Data supplied: Begin

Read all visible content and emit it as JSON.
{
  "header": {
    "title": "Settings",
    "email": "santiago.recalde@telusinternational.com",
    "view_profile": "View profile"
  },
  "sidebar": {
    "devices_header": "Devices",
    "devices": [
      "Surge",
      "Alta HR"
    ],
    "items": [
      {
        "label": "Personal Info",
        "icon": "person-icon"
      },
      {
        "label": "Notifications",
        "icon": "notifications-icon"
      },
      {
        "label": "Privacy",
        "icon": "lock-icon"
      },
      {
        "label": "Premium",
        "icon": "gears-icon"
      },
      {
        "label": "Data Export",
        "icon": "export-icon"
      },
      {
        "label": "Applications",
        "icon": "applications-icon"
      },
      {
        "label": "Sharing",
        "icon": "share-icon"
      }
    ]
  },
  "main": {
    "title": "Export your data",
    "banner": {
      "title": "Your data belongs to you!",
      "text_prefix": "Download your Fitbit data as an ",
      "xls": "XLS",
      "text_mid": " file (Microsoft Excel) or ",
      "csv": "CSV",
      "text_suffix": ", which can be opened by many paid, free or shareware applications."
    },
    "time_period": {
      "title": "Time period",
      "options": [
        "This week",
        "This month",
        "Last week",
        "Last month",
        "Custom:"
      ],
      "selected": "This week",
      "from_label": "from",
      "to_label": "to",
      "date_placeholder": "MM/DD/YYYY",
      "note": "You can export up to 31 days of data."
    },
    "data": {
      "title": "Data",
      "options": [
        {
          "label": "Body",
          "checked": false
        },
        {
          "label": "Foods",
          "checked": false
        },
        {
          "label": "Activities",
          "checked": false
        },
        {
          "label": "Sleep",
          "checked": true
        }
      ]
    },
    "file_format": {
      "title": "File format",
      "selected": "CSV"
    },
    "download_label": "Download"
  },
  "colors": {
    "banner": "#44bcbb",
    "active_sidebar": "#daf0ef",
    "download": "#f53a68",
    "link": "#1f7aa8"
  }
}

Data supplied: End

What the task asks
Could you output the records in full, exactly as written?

Response area
Read all visible content and emit it as JSON.
{
  "header": {
    "title": "Settings",
    "email": "santiago.recalde@telusinternational.com",
    "view_profile": "View profile"
  },
  "sidebar": {
    "devices_header": "Devices",
    "devices": [
      "Surge",
      "Alta HR"
    ],
    "items": [
      {
        "label": "Personal Info",
        "icon": "person-icon"
      },
      {
        "label": "Notifications",
        "icon": "notifications-icon"
      },
      {
        "label": "Privacy",
        "icon": "lock-icon"
      },
      {
        "label": "Premium",
        "icon": "gears-icon"
      },
      {
        "label": "Data Export",
        "icon": "export-icon"
      },
      {
        "label": "Applications",
        "icon": "applications-icon"
      },
      {
        "label": "Sharing",
        "icon": "share-icon"
      }
    ]
  },
  "main": {
    "title": "Export your data",
    "banner": {
      "title": "Your data belongs to you!",
      "text_prefix": "Download your Fitbit data as an ",
      "xls": "XLS",
      "text_mid": " file (Microsoft Excel) or ",
      "csv": "CSV",
      "text_suffix": ", which can be opened by many paid, free or shareware applications."
    },
    "time_period": {
      "title": "Time period",
      "options": [
        "This week",
        "This month",
        "Last week",
        "Last month",
        "Custom:"
      ],
      "selected": "This week",
      "from_label": "from",
      "to_label": "to",
      "date_placeholder": "MM/DD/YYYY",
      "note": "You can export up to 31 days of data."
    },
    "data": {
      "title": "Data",
      "options": [
        {
          "label": "Body",
          "checked": false
        },
        {
          "label": "Foods",
          "checked": false
        },
        {
          "label": "Activities",
          "checked": false
        },
        {
          "label": "Sleep",
          "checked": true
        }
      ]
    },
    "file_format": {
      "title": "File format",
      "selected": "CSV"
    },
    "download_label": "Download"
  },
  "colors": {
    "banner": "#44bcbb",
    "active_sidebar": "#daf0ef",
    "download": "#f53a68",
    "link": "#1f7aa8"
  }
}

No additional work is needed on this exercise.